Researchers at the Massachusetts General Hospital in Boston have signed a five-year, $30 million with Johnson and Johnson to bring to market a test that can detect small amounts of cancer cells in blood, reports The Boston Globe's Carolyn Johnson. The researchers have already developed a prototype of the microchip, and the partnership is aimed at refining the test and commercializing it, Johnson adds. The test, which is non-invasive, could be used to track the progress of a person's disease by recording the levels of cancer cells found in the blood of any given patient. It could also allow doctors to test the cells themselves for specific mutations in order to come up with the best treatment options, Johnson says. Veridex, the Johnson and Johnson company involved in the deal, will help the researchers to clear regulatory hurdles and set up clinical trials to validate new tests.

The next step, says In the Pipeline's Derek Lowe, is to develop better therapies, so that when patients find out their current regimen may not be working, there are other options waiting. "If these circulating-cell assays help us sort things out faster in the clinic, maybe we'll be able to make better use of our time and money to that end," Lowe says.

The Scan

US Supports Patent Waivers

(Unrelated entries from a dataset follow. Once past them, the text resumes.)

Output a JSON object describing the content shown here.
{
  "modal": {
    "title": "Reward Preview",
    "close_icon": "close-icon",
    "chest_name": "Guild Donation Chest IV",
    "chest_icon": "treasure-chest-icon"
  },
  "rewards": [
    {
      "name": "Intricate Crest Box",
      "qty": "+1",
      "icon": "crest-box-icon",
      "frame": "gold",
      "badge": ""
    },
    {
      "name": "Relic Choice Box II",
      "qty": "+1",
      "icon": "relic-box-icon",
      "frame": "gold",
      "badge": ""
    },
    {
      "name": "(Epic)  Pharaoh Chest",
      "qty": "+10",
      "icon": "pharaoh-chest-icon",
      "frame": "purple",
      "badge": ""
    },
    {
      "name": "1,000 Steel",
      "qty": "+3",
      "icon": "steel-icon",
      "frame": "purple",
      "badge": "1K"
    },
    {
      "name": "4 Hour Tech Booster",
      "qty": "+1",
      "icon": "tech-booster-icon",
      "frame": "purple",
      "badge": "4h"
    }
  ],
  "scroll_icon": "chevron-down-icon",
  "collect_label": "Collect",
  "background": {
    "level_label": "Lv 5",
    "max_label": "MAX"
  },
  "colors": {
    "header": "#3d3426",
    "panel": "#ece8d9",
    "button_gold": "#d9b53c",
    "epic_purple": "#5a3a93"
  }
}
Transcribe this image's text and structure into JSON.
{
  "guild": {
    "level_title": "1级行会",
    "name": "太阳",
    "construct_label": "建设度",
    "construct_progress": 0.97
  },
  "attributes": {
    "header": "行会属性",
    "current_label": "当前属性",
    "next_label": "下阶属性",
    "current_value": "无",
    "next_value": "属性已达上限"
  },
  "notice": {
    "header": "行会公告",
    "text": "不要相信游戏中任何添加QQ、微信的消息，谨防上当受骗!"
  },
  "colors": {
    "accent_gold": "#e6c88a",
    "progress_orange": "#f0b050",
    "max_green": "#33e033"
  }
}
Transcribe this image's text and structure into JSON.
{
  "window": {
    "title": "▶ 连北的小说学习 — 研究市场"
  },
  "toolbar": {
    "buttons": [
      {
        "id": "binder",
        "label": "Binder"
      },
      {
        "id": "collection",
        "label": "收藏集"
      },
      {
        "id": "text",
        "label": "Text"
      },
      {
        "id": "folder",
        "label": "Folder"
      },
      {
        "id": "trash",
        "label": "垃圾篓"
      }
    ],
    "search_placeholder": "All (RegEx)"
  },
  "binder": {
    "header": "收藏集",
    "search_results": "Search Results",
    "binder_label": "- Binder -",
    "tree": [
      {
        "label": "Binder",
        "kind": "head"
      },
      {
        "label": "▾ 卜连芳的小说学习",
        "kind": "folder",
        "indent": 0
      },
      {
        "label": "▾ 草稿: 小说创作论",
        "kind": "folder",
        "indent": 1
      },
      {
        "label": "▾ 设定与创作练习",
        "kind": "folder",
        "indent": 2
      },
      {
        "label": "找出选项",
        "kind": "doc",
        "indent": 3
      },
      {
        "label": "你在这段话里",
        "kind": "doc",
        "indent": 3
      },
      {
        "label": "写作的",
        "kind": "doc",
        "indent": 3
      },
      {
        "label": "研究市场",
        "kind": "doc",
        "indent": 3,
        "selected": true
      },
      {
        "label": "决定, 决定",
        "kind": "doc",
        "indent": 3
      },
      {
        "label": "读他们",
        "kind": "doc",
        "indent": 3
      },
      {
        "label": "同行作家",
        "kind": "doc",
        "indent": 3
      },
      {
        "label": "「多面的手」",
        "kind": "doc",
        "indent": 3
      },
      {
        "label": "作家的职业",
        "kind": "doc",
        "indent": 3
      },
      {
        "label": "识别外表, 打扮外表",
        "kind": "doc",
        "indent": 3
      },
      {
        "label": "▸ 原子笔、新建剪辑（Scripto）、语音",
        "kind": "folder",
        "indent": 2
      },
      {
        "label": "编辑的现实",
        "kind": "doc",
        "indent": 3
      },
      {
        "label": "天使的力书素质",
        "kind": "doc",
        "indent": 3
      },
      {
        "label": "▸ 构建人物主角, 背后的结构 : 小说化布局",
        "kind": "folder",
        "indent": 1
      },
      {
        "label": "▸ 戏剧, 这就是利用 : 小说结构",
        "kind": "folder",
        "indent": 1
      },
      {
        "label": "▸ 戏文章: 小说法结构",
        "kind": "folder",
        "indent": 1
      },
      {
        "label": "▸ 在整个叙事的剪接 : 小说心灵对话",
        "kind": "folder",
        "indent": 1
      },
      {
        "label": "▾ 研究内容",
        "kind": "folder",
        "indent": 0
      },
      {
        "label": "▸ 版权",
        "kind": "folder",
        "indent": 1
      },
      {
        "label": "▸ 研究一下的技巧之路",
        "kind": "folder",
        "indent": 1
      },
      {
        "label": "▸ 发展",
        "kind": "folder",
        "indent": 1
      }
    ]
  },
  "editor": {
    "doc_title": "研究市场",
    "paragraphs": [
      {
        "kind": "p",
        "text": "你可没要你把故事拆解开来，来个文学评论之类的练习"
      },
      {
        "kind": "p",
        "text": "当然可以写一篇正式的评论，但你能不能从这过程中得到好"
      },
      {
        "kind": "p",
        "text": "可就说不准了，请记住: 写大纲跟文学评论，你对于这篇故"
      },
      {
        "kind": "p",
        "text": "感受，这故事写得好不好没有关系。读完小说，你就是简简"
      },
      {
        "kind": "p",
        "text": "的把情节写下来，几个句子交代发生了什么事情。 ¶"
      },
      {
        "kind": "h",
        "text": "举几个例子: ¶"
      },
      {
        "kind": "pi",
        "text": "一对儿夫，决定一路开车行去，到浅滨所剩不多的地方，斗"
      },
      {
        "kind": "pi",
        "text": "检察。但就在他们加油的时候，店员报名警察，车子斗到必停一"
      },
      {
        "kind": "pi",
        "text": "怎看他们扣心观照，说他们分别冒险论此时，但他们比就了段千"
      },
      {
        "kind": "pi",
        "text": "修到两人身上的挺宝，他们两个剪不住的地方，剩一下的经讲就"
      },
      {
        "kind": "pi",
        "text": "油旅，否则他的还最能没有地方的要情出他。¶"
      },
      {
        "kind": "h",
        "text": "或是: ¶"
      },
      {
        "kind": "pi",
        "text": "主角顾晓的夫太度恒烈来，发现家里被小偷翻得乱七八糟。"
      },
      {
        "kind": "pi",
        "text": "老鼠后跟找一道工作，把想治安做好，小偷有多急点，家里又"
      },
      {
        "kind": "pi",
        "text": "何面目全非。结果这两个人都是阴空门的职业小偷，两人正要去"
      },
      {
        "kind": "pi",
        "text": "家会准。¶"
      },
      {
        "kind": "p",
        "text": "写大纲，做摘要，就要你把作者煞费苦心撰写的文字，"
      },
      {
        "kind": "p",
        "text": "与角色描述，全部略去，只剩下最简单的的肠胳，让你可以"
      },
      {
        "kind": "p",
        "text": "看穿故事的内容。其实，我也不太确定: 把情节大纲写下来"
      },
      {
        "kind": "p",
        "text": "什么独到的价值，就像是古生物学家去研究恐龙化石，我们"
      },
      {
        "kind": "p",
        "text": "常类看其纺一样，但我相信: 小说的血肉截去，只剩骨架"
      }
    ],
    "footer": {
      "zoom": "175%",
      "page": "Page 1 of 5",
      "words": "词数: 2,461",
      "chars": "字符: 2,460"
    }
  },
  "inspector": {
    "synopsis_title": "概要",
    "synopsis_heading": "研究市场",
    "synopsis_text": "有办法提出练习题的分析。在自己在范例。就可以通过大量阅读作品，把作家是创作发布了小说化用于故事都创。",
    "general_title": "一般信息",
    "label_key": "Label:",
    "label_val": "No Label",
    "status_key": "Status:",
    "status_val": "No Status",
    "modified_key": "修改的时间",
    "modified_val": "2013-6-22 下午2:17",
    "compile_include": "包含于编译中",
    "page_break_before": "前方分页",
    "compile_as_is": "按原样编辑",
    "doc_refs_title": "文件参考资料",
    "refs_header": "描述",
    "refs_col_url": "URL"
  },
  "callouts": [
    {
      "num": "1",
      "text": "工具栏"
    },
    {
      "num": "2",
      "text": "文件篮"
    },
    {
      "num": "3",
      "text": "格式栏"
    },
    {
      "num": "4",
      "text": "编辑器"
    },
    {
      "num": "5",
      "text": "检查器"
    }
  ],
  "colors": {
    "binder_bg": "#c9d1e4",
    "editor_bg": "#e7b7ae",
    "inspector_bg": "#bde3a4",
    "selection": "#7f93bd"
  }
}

NPR reports that the Biden Administration has announced its support for waiving intellectual property protections for SARS-CoV-2 vaccines.

Vaccines Versus Variants

Two studies find the Pfizer-BioNTech SARS-CoV-2 vaccine to be effective against viral variants, and Moderna reports on booster shots to combat variants.

CRISPR for What Ails You

The Wall Street Journal writes that CRISPR-based therapies could someday be used to treat common conditions like heart attacks.

Nature Papers Review Integration of Single-Cell Assay Data, Present Approach to Detect Rare Variants

In Nature this week: review of ways to integrate data from single-cell assays, and more.